* [TASK TO COMPLETE]: Working through the entries below, find how many lines include the string "ffffff"; give only that number.

Start of INPUT MATERIAL

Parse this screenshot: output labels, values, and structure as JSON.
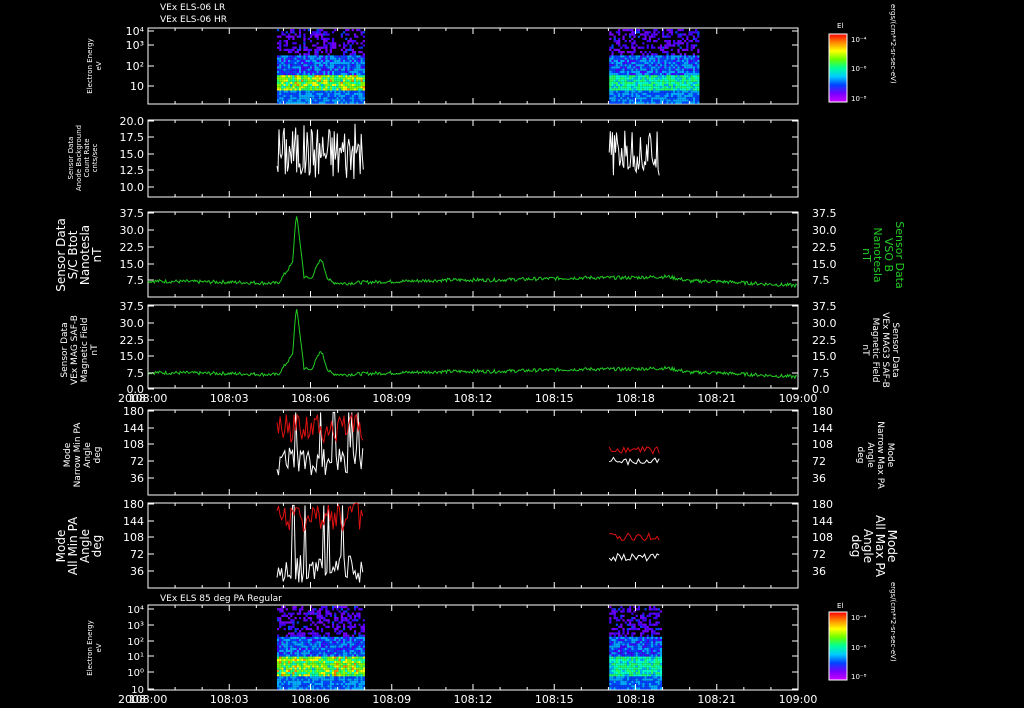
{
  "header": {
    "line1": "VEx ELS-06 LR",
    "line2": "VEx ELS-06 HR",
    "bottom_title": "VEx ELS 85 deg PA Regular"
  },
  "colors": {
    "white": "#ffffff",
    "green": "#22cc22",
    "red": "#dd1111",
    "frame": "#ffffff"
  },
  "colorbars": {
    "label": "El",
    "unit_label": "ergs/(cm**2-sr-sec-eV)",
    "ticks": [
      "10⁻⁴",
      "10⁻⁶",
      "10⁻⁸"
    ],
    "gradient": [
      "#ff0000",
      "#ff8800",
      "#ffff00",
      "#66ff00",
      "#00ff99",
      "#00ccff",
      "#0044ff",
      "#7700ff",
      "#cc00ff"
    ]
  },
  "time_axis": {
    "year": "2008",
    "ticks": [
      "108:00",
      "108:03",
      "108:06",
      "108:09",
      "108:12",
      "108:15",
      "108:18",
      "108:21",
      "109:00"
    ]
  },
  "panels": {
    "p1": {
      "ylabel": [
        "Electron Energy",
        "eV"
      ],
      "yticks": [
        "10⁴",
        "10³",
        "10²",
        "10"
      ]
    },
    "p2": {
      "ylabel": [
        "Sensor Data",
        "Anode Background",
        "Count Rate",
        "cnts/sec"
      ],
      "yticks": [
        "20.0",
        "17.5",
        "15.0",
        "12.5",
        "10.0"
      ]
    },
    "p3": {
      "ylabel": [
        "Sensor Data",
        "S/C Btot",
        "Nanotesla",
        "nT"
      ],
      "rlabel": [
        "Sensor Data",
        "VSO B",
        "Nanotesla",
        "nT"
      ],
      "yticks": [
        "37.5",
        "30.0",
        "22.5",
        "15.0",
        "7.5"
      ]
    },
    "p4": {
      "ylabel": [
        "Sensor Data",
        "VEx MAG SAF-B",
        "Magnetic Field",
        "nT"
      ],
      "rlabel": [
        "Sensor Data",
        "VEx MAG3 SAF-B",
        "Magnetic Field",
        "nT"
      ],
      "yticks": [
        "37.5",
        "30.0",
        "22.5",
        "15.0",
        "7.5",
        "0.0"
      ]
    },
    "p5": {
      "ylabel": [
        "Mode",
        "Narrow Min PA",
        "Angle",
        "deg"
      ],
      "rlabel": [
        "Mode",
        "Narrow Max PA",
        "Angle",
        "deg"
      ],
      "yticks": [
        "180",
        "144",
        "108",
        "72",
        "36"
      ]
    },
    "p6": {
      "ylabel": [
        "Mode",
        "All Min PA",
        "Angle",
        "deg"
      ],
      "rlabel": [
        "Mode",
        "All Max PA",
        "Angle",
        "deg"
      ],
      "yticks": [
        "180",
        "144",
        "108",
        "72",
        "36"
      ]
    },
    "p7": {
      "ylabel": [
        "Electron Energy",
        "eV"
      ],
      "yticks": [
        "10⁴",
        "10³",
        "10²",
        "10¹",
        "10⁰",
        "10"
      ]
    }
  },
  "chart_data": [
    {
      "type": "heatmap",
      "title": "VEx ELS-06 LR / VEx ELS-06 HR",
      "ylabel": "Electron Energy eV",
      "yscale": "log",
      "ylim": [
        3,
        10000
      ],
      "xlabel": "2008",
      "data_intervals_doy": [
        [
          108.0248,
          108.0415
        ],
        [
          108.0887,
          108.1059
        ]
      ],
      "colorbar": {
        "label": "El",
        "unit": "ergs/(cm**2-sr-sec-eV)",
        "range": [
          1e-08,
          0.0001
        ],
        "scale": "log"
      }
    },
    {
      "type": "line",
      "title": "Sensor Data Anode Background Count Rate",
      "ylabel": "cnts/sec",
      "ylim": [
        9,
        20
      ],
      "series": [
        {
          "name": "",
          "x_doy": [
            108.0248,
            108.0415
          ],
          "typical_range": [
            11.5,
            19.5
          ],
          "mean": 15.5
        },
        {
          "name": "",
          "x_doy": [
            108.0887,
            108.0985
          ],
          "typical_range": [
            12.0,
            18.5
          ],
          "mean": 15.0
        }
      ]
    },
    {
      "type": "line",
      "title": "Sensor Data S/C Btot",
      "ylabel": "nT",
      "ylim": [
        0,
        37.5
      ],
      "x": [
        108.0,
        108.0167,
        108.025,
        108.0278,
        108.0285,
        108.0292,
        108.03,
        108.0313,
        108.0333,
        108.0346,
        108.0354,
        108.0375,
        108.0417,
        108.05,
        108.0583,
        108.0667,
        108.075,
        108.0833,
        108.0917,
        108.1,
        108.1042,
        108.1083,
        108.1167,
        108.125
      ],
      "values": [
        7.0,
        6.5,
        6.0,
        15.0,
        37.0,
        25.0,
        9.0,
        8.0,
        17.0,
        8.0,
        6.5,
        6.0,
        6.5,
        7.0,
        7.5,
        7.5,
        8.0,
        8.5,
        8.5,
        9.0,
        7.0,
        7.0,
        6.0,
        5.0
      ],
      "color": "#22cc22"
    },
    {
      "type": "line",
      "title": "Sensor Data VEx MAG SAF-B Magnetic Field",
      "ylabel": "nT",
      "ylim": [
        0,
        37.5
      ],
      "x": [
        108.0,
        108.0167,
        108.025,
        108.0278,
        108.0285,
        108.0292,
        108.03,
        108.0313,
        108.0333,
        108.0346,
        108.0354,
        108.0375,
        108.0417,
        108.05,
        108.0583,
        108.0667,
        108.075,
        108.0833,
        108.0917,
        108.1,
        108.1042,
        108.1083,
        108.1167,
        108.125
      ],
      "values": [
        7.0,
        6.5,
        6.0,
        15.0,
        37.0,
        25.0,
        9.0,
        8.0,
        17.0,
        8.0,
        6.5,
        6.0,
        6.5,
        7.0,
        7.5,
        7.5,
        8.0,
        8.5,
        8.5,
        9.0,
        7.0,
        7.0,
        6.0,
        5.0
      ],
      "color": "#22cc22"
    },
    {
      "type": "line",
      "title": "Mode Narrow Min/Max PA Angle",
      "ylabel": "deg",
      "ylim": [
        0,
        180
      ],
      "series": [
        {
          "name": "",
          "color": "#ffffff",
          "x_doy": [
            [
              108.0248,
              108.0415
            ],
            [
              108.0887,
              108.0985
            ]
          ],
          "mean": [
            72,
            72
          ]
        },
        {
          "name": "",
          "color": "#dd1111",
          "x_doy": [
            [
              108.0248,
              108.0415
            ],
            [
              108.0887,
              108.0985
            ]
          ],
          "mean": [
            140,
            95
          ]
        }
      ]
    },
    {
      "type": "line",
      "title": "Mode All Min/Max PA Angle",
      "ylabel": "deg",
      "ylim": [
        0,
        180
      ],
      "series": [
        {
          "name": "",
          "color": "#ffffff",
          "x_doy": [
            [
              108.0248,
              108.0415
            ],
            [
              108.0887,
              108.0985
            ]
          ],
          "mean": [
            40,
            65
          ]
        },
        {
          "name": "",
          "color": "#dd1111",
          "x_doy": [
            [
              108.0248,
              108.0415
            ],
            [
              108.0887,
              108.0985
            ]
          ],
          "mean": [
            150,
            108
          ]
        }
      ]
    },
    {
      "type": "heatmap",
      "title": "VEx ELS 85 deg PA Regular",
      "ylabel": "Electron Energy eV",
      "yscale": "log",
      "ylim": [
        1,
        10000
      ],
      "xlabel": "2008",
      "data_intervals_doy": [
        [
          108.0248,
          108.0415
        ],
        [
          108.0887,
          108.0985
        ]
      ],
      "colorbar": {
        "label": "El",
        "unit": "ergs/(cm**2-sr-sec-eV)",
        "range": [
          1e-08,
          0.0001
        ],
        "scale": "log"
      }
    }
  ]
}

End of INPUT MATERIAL

* [YOUR RESPONSE]: 4